Suppose you were caught for stealing money from a bank and had to appear before a judge in a court of law for the sentencing of your crime. As you approach the judge’s bench you realize that you know the judge as a good friend of your father. You start to appeal to the judge for mercy. You say to him “Uncle, remember me, you know my father! You even came to my 11thbirthday celebration. Please uncle, I know you are a good man, please would you forgive me and let me go free?”
Do you think the judge would say “Yes, you are free to go”? No, of course not, he would have to follow the course of justice if he was a good judge. He would have to punish you for your crime, as the law of the country dictates. Or suppose you were the victim of a terrible crime, and the criminal was allowed to go free, without any punishment or retribution. What would you say? What would your family say? There would be an outcry for justice.
This illustration is no different to the judgment we will all face one day when we all will appear before God (Heb 9:27). Because God is holy He has to punish our sins, we all stand guilty before him, condemned in our sins (Rom3:23). We have all offended a holy God and broken his laws (Exodus20), and justice must be done!

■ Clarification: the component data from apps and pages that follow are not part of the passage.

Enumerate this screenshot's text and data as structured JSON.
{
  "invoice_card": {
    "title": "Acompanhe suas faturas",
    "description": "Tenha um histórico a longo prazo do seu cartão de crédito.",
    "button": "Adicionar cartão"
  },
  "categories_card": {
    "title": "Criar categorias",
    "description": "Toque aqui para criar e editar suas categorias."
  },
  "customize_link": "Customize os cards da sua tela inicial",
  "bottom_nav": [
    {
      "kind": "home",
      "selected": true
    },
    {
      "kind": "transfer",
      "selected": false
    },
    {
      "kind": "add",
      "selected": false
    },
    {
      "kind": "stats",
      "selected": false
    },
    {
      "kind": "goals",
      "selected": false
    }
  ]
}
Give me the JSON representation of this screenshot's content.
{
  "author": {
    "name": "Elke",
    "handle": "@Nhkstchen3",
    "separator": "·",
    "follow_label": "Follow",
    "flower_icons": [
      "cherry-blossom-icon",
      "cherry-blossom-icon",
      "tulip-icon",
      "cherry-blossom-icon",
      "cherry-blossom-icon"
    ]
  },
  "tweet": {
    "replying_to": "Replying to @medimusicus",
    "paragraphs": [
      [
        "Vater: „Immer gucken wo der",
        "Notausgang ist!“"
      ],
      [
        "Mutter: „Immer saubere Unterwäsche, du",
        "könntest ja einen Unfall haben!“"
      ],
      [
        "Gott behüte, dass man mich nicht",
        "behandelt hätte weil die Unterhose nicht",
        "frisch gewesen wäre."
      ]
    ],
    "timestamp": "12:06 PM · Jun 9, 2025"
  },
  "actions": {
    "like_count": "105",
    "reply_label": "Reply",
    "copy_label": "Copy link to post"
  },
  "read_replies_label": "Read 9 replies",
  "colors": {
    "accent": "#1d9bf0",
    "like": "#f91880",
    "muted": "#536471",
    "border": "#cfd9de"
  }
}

There is great news however for the one who sees God as just when he judges; for while God is eternally holy, righteous and just, he is also eternally loving and forgiving (1 John1:9). In love he provided the only possible means of forgiveness in his son (John3:16). Jesus, himself being God, became a man and lived as a man (John1:14). Jesus obeyed and loved God perfectly in the place of sinners who have never loved or obeyed perfectly.
Further, Jesus went to the cross to stand in the place of rebels as our advocate, to pay the punishment of our sins. Jesus paid the price of our sins in order to serve the justice of God and to demonstrate the love of God (Romans3:25). On the cross, being the eternal son of God, Jesus offered up himself as an eternal sacrifice to God for the sins of rebels (2Cor5:21). On the cross God treated Jesus as if he was judging sinners like us (even though he was sinless), that he might treat sinners like they were perfect like Jesus (even though they were sinful). Jesus paid that penalty for us so that we could be accepted by God.
This forgiveness is not automatic like voting when we are 18 however. It comes by recognizing Jesus as king and ruler over your life. In doing this you turn from rebellion (sin) and turn to Jesus (submission). It is this attitude of submission to Jesus as King and following him as Lord, that characterizes the Christian life and gives God pleasure.